Abstracts from this week:

Effects of high doses of vitamin D3 on mucosa-associated gut microbiome vary between regions of the human gastrointestinal tract - Eur J Nutr. 2016 Jun;55(4):1479-89 - "We sampled stomach, small bowel, colon, and stools before and after 8 weeks of vitamin D3 supplementation ... Vitamin D3 modulates the gut microbiome of the upper GI tract which might explain its positive influence on gastrointestinal diseases, such as inflammatory bowel disease or bacterial infections" - [Nutra USA] - See vitamin D at Amazon.com.

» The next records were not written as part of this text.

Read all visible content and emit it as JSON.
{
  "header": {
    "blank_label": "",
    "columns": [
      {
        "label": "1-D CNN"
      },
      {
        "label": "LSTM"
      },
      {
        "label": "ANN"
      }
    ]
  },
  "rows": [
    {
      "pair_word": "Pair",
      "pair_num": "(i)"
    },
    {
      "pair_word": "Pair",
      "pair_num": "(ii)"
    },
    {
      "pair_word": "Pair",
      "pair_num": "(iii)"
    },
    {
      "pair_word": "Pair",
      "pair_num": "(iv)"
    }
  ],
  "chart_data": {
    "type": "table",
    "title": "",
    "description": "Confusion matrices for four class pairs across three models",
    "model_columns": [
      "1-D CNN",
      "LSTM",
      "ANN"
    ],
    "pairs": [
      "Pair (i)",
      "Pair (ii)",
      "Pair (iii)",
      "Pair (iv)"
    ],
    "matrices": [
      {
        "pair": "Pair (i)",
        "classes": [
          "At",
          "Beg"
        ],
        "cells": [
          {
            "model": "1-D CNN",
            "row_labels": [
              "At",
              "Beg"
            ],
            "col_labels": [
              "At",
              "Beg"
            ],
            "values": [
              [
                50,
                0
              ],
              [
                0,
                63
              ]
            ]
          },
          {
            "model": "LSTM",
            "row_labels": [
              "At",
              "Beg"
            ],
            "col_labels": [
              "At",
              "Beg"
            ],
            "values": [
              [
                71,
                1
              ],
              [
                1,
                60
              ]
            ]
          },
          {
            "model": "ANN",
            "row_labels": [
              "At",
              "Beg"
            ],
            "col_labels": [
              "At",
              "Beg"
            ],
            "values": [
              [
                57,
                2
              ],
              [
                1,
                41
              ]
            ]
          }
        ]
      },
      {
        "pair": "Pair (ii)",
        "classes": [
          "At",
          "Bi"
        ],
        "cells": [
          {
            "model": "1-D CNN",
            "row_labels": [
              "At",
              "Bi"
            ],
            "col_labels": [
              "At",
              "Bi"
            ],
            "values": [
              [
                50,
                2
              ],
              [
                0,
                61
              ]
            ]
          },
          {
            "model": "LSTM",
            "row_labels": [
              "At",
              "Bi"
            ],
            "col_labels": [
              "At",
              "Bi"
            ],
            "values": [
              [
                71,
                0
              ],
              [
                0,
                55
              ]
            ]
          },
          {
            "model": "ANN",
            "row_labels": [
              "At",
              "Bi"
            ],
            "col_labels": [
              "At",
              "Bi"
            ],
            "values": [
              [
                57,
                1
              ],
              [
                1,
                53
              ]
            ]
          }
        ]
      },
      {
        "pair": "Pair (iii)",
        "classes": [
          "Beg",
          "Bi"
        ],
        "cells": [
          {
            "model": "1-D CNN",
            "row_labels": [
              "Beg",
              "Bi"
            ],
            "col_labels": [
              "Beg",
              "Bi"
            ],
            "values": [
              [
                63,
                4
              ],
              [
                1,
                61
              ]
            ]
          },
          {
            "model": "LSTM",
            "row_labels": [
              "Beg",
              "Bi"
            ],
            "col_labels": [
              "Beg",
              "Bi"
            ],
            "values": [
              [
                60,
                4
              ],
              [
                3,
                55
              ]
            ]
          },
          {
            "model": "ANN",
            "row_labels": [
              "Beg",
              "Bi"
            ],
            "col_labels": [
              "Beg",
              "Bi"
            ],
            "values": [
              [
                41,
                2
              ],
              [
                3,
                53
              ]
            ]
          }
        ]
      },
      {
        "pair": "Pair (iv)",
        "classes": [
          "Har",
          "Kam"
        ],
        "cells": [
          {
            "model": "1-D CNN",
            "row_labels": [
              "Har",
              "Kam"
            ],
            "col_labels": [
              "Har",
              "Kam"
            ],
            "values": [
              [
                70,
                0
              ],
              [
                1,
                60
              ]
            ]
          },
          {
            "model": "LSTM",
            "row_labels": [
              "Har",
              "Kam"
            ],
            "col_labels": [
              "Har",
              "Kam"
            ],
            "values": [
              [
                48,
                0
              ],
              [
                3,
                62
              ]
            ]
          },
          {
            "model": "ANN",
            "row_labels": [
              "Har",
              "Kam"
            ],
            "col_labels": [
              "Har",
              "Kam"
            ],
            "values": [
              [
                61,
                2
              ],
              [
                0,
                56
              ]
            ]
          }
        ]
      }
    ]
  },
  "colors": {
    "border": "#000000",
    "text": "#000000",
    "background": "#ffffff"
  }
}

The effects of beef protein isolate and whey protein isolate supplementation on lean mass and strength in resistance trained individuals - a double blind, placebo controlled study - J Int Soc Sports Nutr. 2015; 12 - "Thirty college-aged, resistance-trained males and females were randomly assigned to one of three treatment groups. Subjects consumed two servings (46g) of Beef Protein Isolate (BeefISO™), Whey Protein isolate or maltodextrin. Subjects trained 5 days per week (3 resistance training, 2 cardio) for 8 weeks as a part of a daily undulating periodized resistance-training program. Two servings of protein were consumed immediately following exercise or at a similar time of day on off days ... Both beef protein isolate (↑5.7%) and whey protein isolate (↑4.7%) each lead to a significant increase in lean body mass compared with baseline (p < 0.0001). Fat loss was also significantly decreased at 8 weeks compared to baseline for beef protein isolate and whey, 10.8% and 8.3% respectively" - [Nutra USA]

Sulforaphane induces adipocyte browning and promotes glucose and lipid utilization - Mol Nutr Food Res. 2016 May 24 - "Obesity is closely related to the imbalance of white adipose tissue storing excess calories, and brown adipose tissue dissipating energy to produce heat in mammals. Recent studies revealed that acquisition of brown characteristics by white adipocytes, termed "browning," may positively contribute to cellular bioenergetics and metabolism homeostasis ... SFN-induced browning of white adipocytes enhanced the utilization of cellular fuel, and SFN is a promising strategy to combat obesity and obesity-related metabolic disorder" - See sulforaphane at Amazon.com.

Periodontal diseases and risk of oral cancer in Southern India: Results from the HeNCe Life study - Int J Cancer. 2016 May 23 - "Generalized gingival recession was significantly associated with oral cancer risk (Odds Ratio=1.83"

Effects of Turmeric (Curcuma longa) on Skin Health: A Systematic Review of the Clinical Evidence - Phytother Res. 2016 May 23 - "Overall, there is early evidence that turmeric/curcumin products and supplements, both oral and topical, may provide therapeutic benefits for skin health" - See curcumin products at Amazon.com.

Triglycerides are a predictive factor for arterial stiffness: a community-based 4.8-year prospective study - Lipids Health Dis. 2016 May 18;15(1):97 - "Lower triglyceride levels were significantly associated with decreases in carotid-femoral PWV, indicating that achieving low TG levels may be an additional therapeutic consideration in subjects with atherosclerotic disease"

Sulforaphane reduces advanced glycation end products (AGEs)-induced inflammation in endothelial cells and rat aorta - Nutr Metab Cardiovasc Dis. 2016 Apr 21 - "The present study demonstrated for the first time that sulforaphane could inhibit inflammation in AGEs-exposed HUVECs and AGEs-infused rat aorta partly by suppressing RAGE expression through its anti-oxidative properties. Inhibition of the AGEs-RAGE axis by sulforaphane might be a novel therapeutic target for vascular injury in diabetes" - See sulforaphane at Amazon.com

Health Focus (Gallstones):